The photo that you see above (please bear with me whilst I figure out exactly how to use the new camera) was taken on the morning of New Year’s Eve. I’ve chosen this one because that is the sort of kit that I wear to a doctor’s appointment.
“What,” you may be thinking, “is he thinking? Having to climb out of that clobber and back into it must be a nightmare.”
Well, I’ll grant you that, yes, it is a bit time consuming. But clothing can be armour, a sartorial shield if you will. Faced with the prospect of hearing rough news, sitting across from an expert in his field, meeting with a new client or facing the bench, I like to be certain that I am seen as taking this thing seriously. Besides, as I’ve often pointed out, I feel better when I’m dressed.
Especially when I’m wearing a new tie. And especially when that tie is one for which I’d been hunting for a number of years ever since seeing it in a layout in a book. Grey and yellow striped.
Yellow ties always cheer me up and the addition of grey makes it that much more elegant in my book. The tie comes from Four-In-Hand and was handmade in Italy. It is self-tipped, has an all-wool interliner, and is bar tacked at the ends, all marks of a high quality tie. Four-In-Hand ties are exclusive designs and the company also stocks some wonderful vintage silk pocket squares. For those of you who struggle with colour matching, Johnathan Fischer, the owner of the store, also runs a blog that features almost any combination of which you can conceive. Appropriately entitled From the Waist Up. Give a visit. You might find something that you love. I did. Tell ’em I sent you.
7 thoughts on “New Year, New Tie”
What a beautiful, generous, REAL Christmas tree. That is the way it should look! Thank you for setting and example of what is sincere, genuine, and authentic.
I agree with you that it is best to wear a jacket and tie when meeting a professional such as a solicitor, dentist, or physician, but with some caveats.
Firstly, I fear that if I’m too well turned out, I might get “fleeced” by the physician.

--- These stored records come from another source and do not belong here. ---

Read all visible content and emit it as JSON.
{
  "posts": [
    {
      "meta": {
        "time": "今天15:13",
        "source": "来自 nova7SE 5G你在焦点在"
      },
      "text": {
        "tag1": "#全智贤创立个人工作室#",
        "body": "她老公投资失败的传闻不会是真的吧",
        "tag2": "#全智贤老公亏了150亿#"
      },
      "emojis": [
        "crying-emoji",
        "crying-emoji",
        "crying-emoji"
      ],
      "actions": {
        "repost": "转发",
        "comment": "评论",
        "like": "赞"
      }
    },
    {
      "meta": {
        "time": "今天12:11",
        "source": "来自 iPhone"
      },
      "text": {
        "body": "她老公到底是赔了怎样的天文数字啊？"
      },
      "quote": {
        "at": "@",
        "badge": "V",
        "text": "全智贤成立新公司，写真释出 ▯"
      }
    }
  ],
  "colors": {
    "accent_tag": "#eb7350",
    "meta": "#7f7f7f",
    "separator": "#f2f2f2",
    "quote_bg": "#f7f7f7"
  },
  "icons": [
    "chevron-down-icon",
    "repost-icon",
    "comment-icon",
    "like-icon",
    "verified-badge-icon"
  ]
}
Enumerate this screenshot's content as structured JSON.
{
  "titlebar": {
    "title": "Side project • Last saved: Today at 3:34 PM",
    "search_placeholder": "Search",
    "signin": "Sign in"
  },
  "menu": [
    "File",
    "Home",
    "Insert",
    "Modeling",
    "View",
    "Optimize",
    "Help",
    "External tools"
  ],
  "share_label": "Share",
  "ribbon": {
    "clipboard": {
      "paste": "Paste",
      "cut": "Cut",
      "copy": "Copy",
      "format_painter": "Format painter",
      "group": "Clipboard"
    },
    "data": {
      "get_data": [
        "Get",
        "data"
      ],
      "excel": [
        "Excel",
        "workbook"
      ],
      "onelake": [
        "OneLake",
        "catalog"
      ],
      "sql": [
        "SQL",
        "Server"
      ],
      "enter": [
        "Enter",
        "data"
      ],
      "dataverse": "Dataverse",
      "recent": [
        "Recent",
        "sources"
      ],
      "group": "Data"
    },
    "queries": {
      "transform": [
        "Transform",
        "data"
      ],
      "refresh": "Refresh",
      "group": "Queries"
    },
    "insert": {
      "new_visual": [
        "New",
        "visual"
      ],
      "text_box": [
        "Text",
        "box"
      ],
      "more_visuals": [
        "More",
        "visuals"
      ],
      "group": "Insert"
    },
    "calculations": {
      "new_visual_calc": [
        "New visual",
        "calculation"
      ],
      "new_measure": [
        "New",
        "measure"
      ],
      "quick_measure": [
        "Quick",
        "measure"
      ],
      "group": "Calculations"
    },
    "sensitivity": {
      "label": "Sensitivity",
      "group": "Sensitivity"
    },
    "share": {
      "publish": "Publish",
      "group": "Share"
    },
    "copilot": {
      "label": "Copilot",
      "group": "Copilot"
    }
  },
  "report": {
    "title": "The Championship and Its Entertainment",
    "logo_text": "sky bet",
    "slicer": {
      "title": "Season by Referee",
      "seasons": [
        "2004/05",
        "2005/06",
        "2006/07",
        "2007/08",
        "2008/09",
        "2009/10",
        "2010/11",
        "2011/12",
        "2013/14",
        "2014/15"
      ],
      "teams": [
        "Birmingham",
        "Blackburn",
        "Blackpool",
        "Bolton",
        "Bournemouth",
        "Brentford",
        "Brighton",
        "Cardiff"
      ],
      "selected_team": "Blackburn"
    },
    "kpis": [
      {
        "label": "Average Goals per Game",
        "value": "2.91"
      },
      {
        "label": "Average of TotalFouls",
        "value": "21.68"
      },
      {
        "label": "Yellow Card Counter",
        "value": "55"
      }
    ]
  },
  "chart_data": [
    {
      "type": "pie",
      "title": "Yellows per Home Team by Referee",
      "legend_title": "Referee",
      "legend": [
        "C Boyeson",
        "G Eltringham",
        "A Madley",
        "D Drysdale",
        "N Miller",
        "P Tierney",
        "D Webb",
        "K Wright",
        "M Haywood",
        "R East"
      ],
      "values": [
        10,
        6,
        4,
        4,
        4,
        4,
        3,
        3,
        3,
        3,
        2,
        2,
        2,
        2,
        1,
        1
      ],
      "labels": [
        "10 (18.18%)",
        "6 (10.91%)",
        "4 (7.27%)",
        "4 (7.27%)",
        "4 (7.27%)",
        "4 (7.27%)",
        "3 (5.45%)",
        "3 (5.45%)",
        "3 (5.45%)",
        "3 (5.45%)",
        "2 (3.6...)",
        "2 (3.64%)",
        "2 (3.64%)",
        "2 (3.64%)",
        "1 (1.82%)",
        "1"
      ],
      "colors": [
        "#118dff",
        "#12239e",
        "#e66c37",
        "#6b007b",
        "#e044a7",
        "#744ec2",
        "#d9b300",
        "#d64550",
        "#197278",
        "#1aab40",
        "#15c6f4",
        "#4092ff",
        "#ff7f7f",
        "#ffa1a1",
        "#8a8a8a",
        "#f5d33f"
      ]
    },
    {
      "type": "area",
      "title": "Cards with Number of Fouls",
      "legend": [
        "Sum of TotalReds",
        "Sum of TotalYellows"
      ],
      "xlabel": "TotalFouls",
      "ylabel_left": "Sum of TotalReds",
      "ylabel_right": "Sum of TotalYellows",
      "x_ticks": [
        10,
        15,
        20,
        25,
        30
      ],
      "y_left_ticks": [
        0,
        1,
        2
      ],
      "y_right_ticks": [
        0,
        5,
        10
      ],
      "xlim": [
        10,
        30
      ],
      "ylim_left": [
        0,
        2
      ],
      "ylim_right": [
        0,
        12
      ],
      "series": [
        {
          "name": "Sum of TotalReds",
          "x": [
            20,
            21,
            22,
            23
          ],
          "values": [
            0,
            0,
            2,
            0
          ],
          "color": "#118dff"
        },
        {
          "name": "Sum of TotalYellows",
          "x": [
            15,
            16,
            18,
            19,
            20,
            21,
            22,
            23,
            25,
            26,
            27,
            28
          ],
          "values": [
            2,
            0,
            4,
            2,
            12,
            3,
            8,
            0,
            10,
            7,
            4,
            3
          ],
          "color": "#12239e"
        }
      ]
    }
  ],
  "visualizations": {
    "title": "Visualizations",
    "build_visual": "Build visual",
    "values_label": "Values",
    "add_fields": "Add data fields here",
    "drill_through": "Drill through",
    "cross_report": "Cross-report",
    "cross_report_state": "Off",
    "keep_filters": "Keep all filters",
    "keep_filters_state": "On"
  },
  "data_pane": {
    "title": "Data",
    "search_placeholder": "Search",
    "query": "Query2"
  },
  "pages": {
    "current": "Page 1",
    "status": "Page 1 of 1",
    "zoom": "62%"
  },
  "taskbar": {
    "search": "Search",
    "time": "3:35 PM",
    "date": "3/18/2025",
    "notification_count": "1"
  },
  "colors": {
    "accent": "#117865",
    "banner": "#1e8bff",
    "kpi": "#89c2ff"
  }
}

Secondly, it is my experience that nowadays when things are more casual, many “professionals” feel somewhat threatened by someone who has their act together sartorially. Does this make sense?
Better to take the middle road. Best to look impeccably clean and opt for something that a slightly destitute university prof might wear. In these situations of meeting professionals, I opt for plain, dark tweed sport coat, white shirt with tie, grey flannels, polished beef roll Sebagos. Dapper pocket square is omitted or replaced with plain white linen. The look is more square and shows minimal flair.
Square with Flair
Love the tie, love the trimmings, love the news. JUST having perspective on the height of you ceiling and am in full on envy. Terrific.
I always try to dress extremely well when I visit with my doctors. It makes me feel good to know I look my best and I think the office staff is nicer or more respectful to me because I took the time to care.
Your (armor) looks fantastic – my best wishes for nothing but good news from the doctor from me!
A million thank you also for leading me to “The Waist Up” – as you know I’m a klutz on matching and pairing it all. This is why you are so valued in this blog genre – you know what we need and ask all the appropriate questions.
Svieks! In Lithuanian – To Your Health!
Thank you Paul. All good news. Yassas! Greek for “to our health” if I remember correctly. Say hi to Jonathan for me.
I want the toy train set.
You’d have to fight him for it… and he’s in no mood these days.